By Emil Danielyan, Anna Saghabalian and Karine Kalantarian
President Robert Kocharian reassured the international community Monday that his administration will ensure the freedom and fairness of Tuesday’s presidential election as Armenians prepared to go to the polls to choose his successor.
Meeting with the Yerevan-based ambassadors of some two dozen OSCE member states, Kocharian said the Armenian authorities are “determined” to hold an election meeting international standards. He said all nine presidential candidates have been able to freely present their platforms and views to voters during the month-long election campaign.
“All state bodies and election commission members are fully ready for the elections,” Kocharian told the diplomats, according to the presidential press service. He was also cited as predicting that the vote will be “calm and without incidents.”
In televised remarks at the weekend, Kocharian, who is completing his second and final term in office, urged Armenians to vote for his preferred successor and longtime associate, Prime Minister Serzh Sarkisian. The latter’s main challengers are former President Levon Ter-Petrosian, former parliament speaker Artur Baghdasarian and Vahan Hovannisian, the deputy speaker of the current Armenian parliament. All three candidates have expressed concern about a possible repeat of serious fraud that marred previous Armenian elections.

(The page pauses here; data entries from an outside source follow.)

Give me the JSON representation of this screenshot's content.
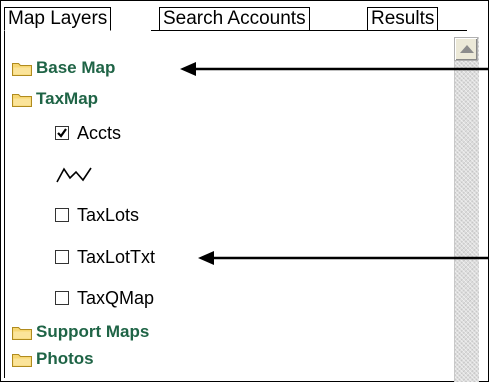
{
  "tabs": [
    {
      "label": "Map Layers",
      "active": true
    },
    {
      "label": "Search Accounts",
      "active": false
    },
    {
      "label": "Results",
      "active": false
    }
  ],
  "tree": {
    "folders": {
      "base_map": "Base Map",
      "taxmap": "TaxMap",
      "support_maps": "Support Maps",
      "photos": "Photos"
    },
    "layers": {
      "accts": {
        "label": "Accts",
        "checked": true
      },
      "taxlots": {
        "label": "TaxLots",
        "checked": false
      },
      "taxlottxt": {
        "label": "TaxLotTxt",
        "checked": false
      },
      "taxqmap": {
        "label": "TaxQMap",
        "checked": false
      }
    },
    "line_symbol": "line-symbol-icon"
  },
  "colors": {
    "folder_label": "#1f6446",
    "folder_fill": "#f7d774",
    "scrollbar": "#dcdcdc"
  }
}
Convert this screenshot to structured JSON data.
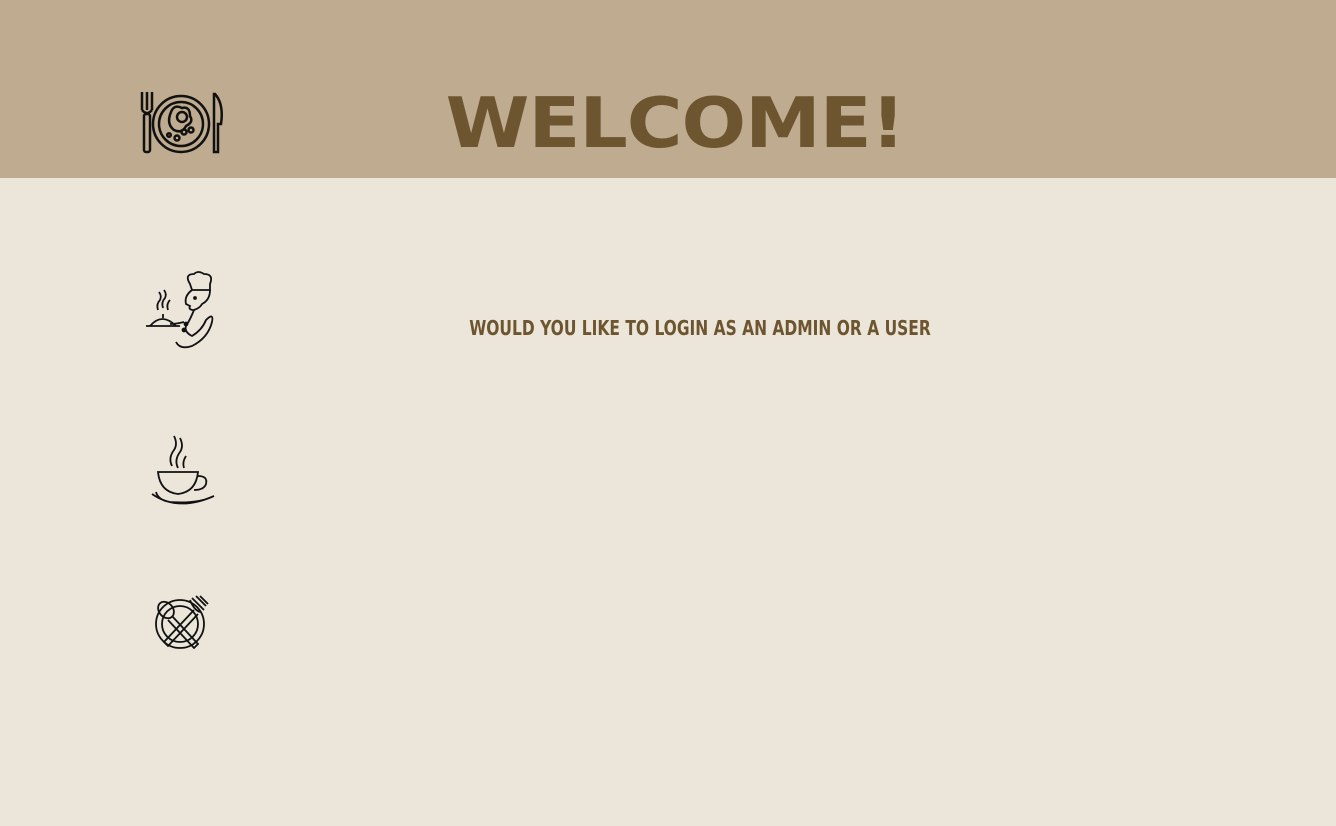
{
  "header": {
    "title": "WELCOME!",
    "logo_icon": "plate-cutlery-icon"
  },
  "main": {
    "prompt": "WOULD YOU LIKE TO LOGIN AS AN ADMIN OR A USER"
  },
  "sidebar_icons": [
    {
      "name": "chef-icon"
    },
    {
      "name": "coffee-cup-icon"
    },
    {
      "name": "plate-spoon-fork-icon"
    }
  ],
  "colors": {
    "header_bg": "#bfab8f",
    "page_bg": "#ebe5da",
    "accent_text": "#6d5530"
  }
}
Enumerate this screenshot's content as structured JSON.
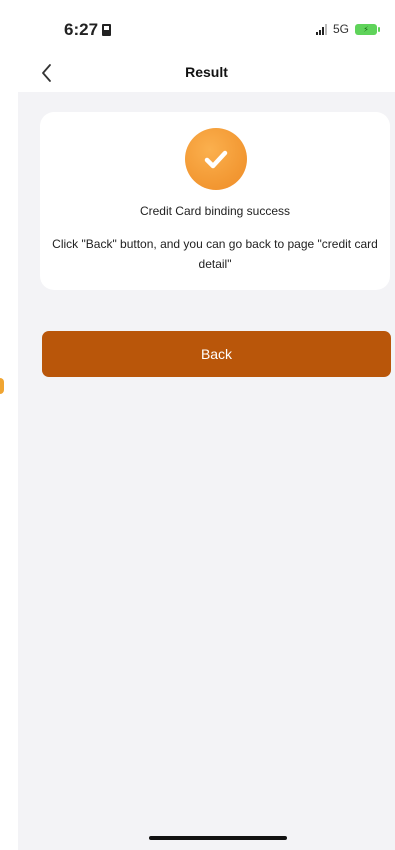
{
  "status_bar": {
    "time": "6:27",
    "network": "5G",
    "sim_icon": "sim-card-icon",
    "signal_icon": "signal-icon",
    "battery_icon": "battery-charging-icon"
  },
  "nav": {
    "back_icon": "chevron-left-icon",
    "title": "Result"
  },
  "result": {
    "icon": "check-circle-icon",
    "title": "Credit Card binding success",
    "description": "Click \"Back\" button, and you can go back to page \"credit card detail\""
  },
  "actions": {
    "back_label": "Back"
  },
  "colors": {
    "accent": "#b9560a",
    "success_icon": "#f39a35",
    "background": "#f3f3f6"
  }
}
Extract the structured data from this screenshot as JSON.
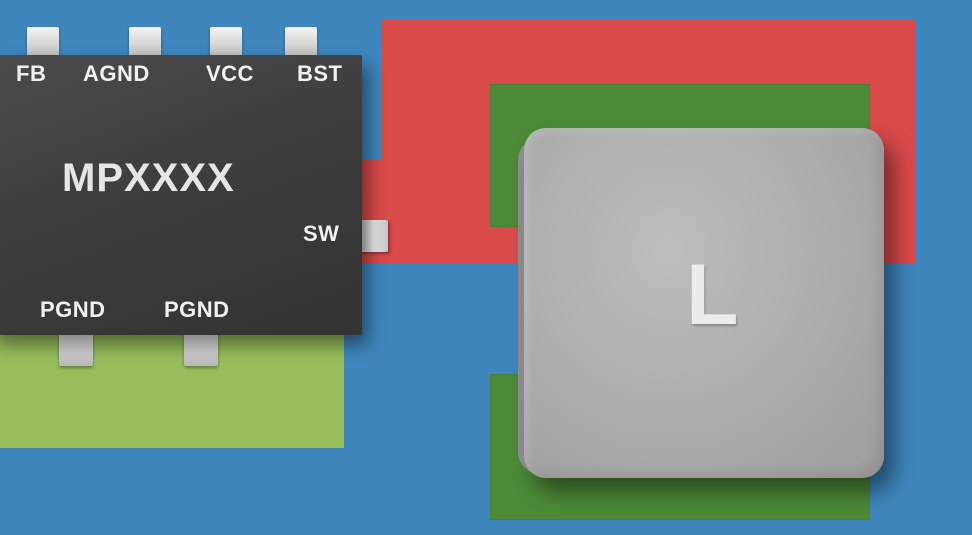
{
  "colors": {
    "board": "#3f86bd",
    "sw_copper": "#d94a4b",
    "inductor_pad": "#4c8a37",
    "pgnd_copper": "#98bf5c",
    "ic_body": "#3d3d3d",
    "inductor_body": "#a9a9a9"
  },
  "ic": {
    "part_name": "MPXXXX",
    "pins_top": [
      "FB",
      "AGND",
      "VCC",
      "BST"
    ],
    "pin_right": "SW",
    "pins_bottom": [
      "PGND",
      "PGND"
    ]
  },
  "inductor": {
    "label": "L"
  }
}
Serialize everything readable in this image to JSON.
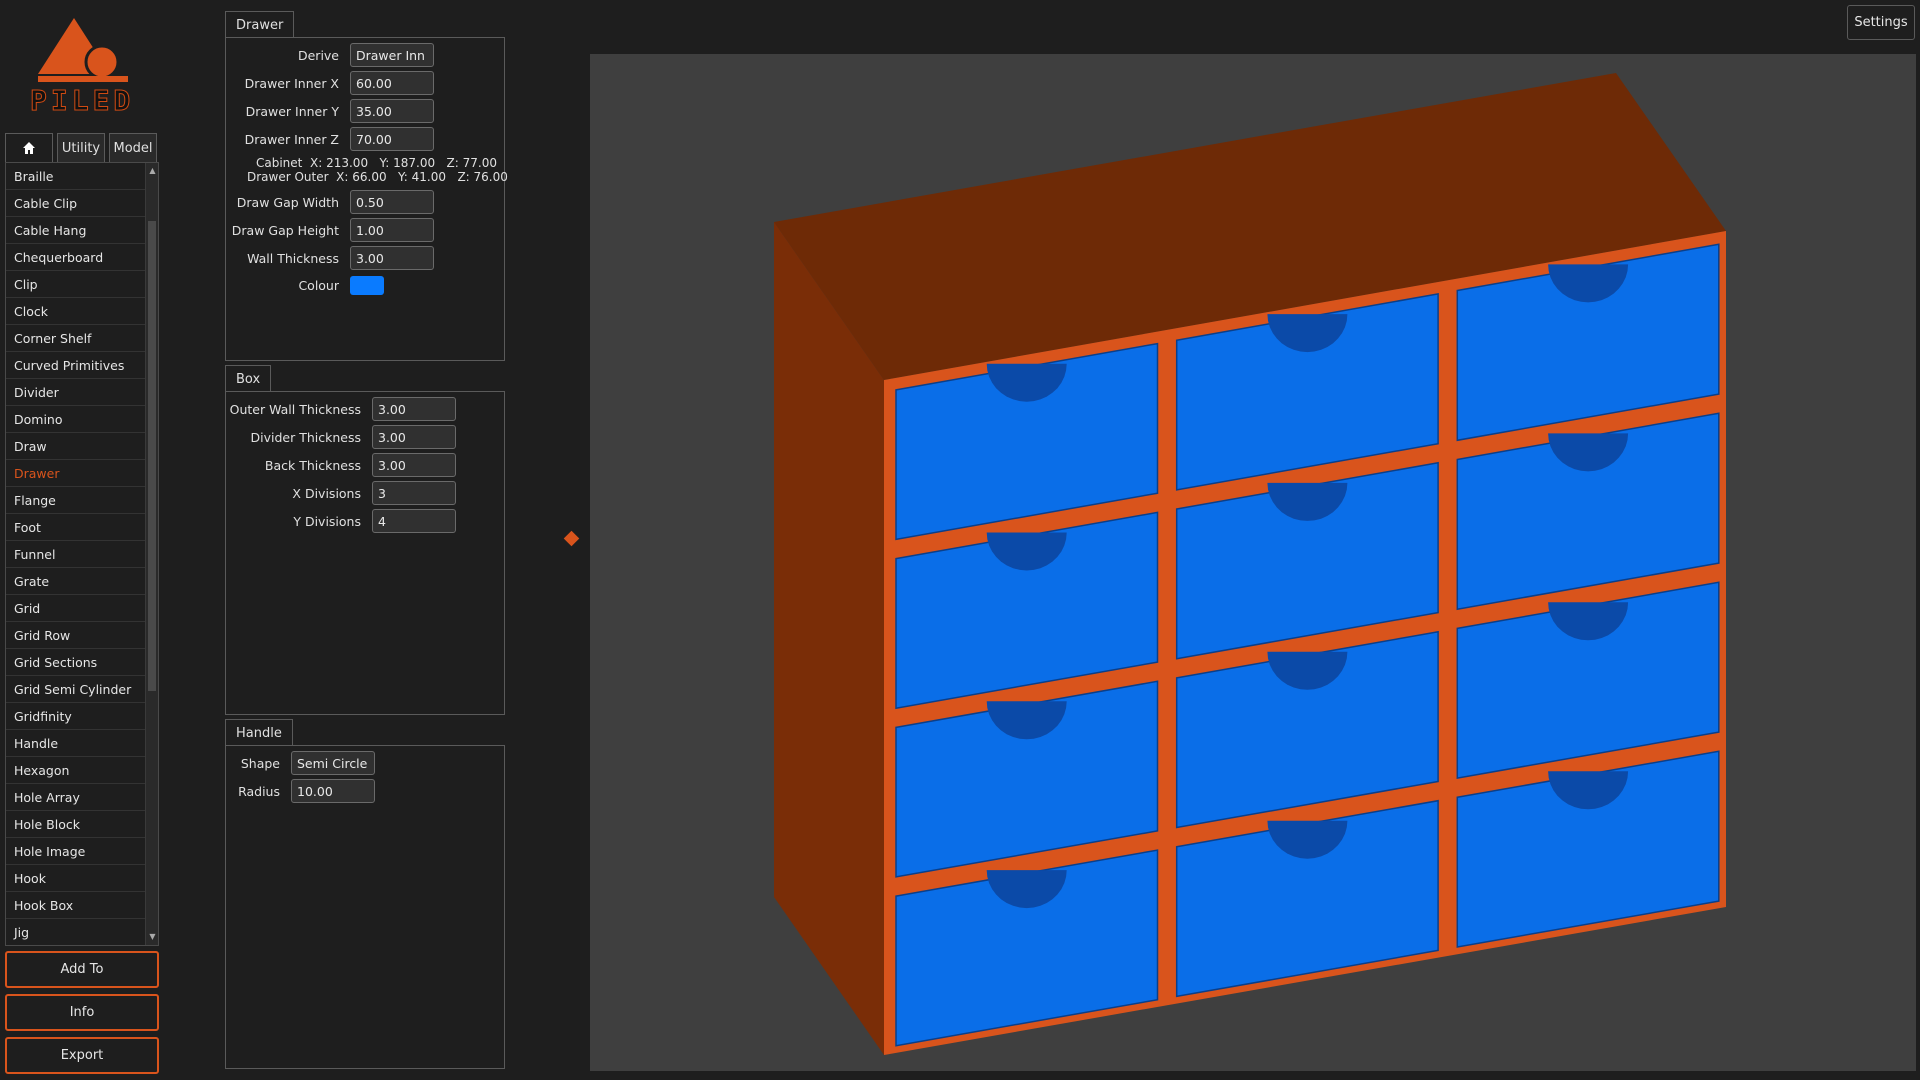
{
  "app": {
    "name": "PILED"
  },
  "colors": {
    "accent": "#d9541c",
    "drawer_blue": "#0a6ee8",
    "cabinet_brown": "#7a2d08"
  },
  "header": {
    "settings_label": "Settings"
  },
  "tabs": [
    {
      "label": "",
      "icon": "home-icon"
    },
    {
      "label": "Utility"
    },
    {
      "label": "Model"
    }
  ],
  "model_list": {
    "selected": "Drawer",
    "items": [
      "Braille",
      "Cable Clip",
      "Cable Hang",
      "Chequerboard",
      "Clip",
      "Clock",
      "Corner Shelf",
      "Curved Primitives",
      "Divider",
      "Domino",
      "Draw",
      "Drawer",
      "Flange",
      "Foot",
      "Funnel",
      "Grate",
      "Grid",
      "Grid Row",
      "Grid Sections",
      "Grid Semi Cylinder",
      "Gridfinity",
      "Handle",
      "Hexagon",
      "Hole Array",
      "Hole Block",
      "Hole Image",
      "Hook",
      "Hook Box",
      "Jig"
    ]
  },
  "actions": {
    "add_to": "Add To",
    "info": "Info",
    "export": "Export"
  },
  "drawer": {
    "title": "Drawer",
    "derive_label": "Derive",
    "derive_value": "Drawer Inn",
    "inner_x_label": "Drawer Inner X",
    "inner_x": "60.00",
    "inner_y_label": "Drawer Inner Y",
    "inner_y": "35.00",
    "inner_z_label": "Drawer Inner Z",
    "inner_z": "70.00",
    "cabinet_line": "Cabinet  X: 213.00   Y: 187.00   Z: 77.00",
    "outer_line": "Drawer Outer  X: 66.00   Y: 41.00   Z: 76.00",
    "gap_width_label": "Draw Gap Width",
    "gap_width": "0.50",
    "gap_height_label": "Draw Gap Height",
    "gap_height": "1.00",
    "wall_label": "Wall Thickness",
    "wall": "3.00",
    "colour_label": "Colour",
    "colour": "#0a7bff"
  },
  "box": {
    "title": "Box",
    "outer_wall_label": "Outer Wall Thickness",
    "outer_wall": "3.00",
    "divider_label": "Divider Thickness",
    "divider": "3.00",
    "back_label": "Back Thickness",
    "back": "3.00",
    "x_div_label": "X Divisions",
    "x_div": "3",
    "y_div_label": "Y Divisions",
    "y_div": "4"
  },
  "handle": {
    "title": "Handle",
    "shape_label": "Shape",
    "shape": "Semi Circle",
    "radius_label": "Radius",
    "radius": "10.00"
  }
}
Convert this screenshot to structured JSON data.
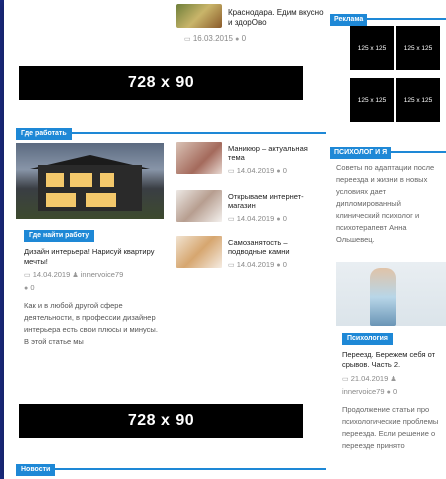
{
  "top_teaser": {
    "title": "Краснодара. Едим вкусно и здорОво",
    "date": "16.03.2015",
    "comments": "0"
  },
  "banners": {
    "top": "728 x 90",
    "bottom": "728 x 90"
  },
  "sections": {
    "work": "Где работать",
    "news": "Новости"
  },
  "featured": {
    "category": "Где найти работу",
    "title": "Дизайн интерьера! Нарисуй квартиру мечты!",
    "date": "14.04.2019",
    "author": "innervoice79",
    "comments": "0",
    "excerpt": "Как и в любой другой сфере деятельности, в профессии дизайнер интерьера есть свои плюсы и минусы. В этой статье мы"
  },
  "list": [
    {
      "title": "Маникюр – актуальная тема",
      "date": "14.04.2019",
      "comments": "0"
    },
    {
      "title": "Открываем интернет-магазин",
      "date": "14.04.2019",
      "comments": "0"
    },
    {
      "title": "Самозанятость – подводные камни",
      "date": "14.04.2019",
      "comments": "0"
    }
  ],
  "sidebar": {
    "ads_head": "Реклама",
    "ads": [
      "125 x 125",
      "125 x 125",
      "125 x 125",
      "125 x 125"
    ],
    "psych_head": "ПСИХОЛОГ И Я",
    "psych_text": "Советы по адаптации после переезда и жизни в новых условиях дает дипломированный клинический психолог и психотерапевт Анна Ольшевец.",
    "post": {
      "category": "Психология",
      "title": "Переезд. Бережем себя от срывов. Часть 2.",
      "date": "21.04.2019",
      "author": "innervoice79",
      "comments": "0",
      "excerpt": "Продолжение статьи про психологические проблемы переезда. Если решение о переезде принято"
    }
  },
  "colors": {
    "accent": "#1e88d6",
    "background": "#1b2c86"
  }
}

The crucial vote will be monitored by some 620 foreign observers. About 400 of them represent the main international vote-monitoring mission jointly deployed in Armenia by the OSCE, the Council of Europe and the European Union. Their findings will be crucial for the international legitimacy of Armenia’s next president.
According to a spokesman for the OSCE’s vote-monitoring arm, the Office for Democratic Institutions and Human Rights (ODIHR), the observers, among them several dozen European parliamentarians, plan to visit 80 percent of some 1,900 polling stations across Armenia on voting day. “It’s a very good coverage,” Jens-Hagen Eschenbacher told RFE/RL.
“Observers will arrive at polling stations unannounced,” he said. “It is not known in advance which polling station will be covered.”
According to the Central Election Commission, the voting and counting of ballots will also be watched by as many as 14,000 local monitors representing about 40 Armenian non-governmental organizations as well as a comparable number of proxies to be deployed by the candidates.
One of the candidates, Baghdasarian, and his Orinats Yerkir Party opened a hot line for citizens witnessing instances of ballot stuffing, vote buying and other types of fraud. A similar hot line was also launched by the office of Armenia’s state human rights ombudsman, Armen Harutiunian. Harutiunian told RFE/RL that his employees will cooperate with civic groups in reacting to possible fraud reports.
Also pledging anti-fraud efforts was the opposition Zharangutyun Party, which is also represented in the parliament and election commission. A senior Zharangutyun member, Stepan Safarian, said the party will release voter turnout figures once in every three hours based on information received from its commission members and observers.
“We will try to check the figures which election commissions will be submitting to the Central Election Commission. That way we will try to ensure an oversight of the elections.” Safarian told reporters, adding that Zharangutyun has formed several “rapid reaction groups” that will be ready to arrive at troubled polling stations.
Safarian also claimed that his party has already received “credible reports” of vote buying in and outside Yerevan. But he offered no proof of the claims, saying that it will be made public after the election.
For her part, Zoya Tadevosian, the CEC member affiliated with Zharangutyun, claimed that the chairman of a precinct commission in Yerevan’s southern Erebuni district illegally validated Monday thousands of ballots. She said her attempts to get the CEC to stop the official doing that were unsuccessful.
However, two other members of the CEC affiliated with the governing Republican Party and the Armenian Revolutionary Federation (Dashnaktsutyun) told RFE/RL that their proxies have not registered any irregularities so far.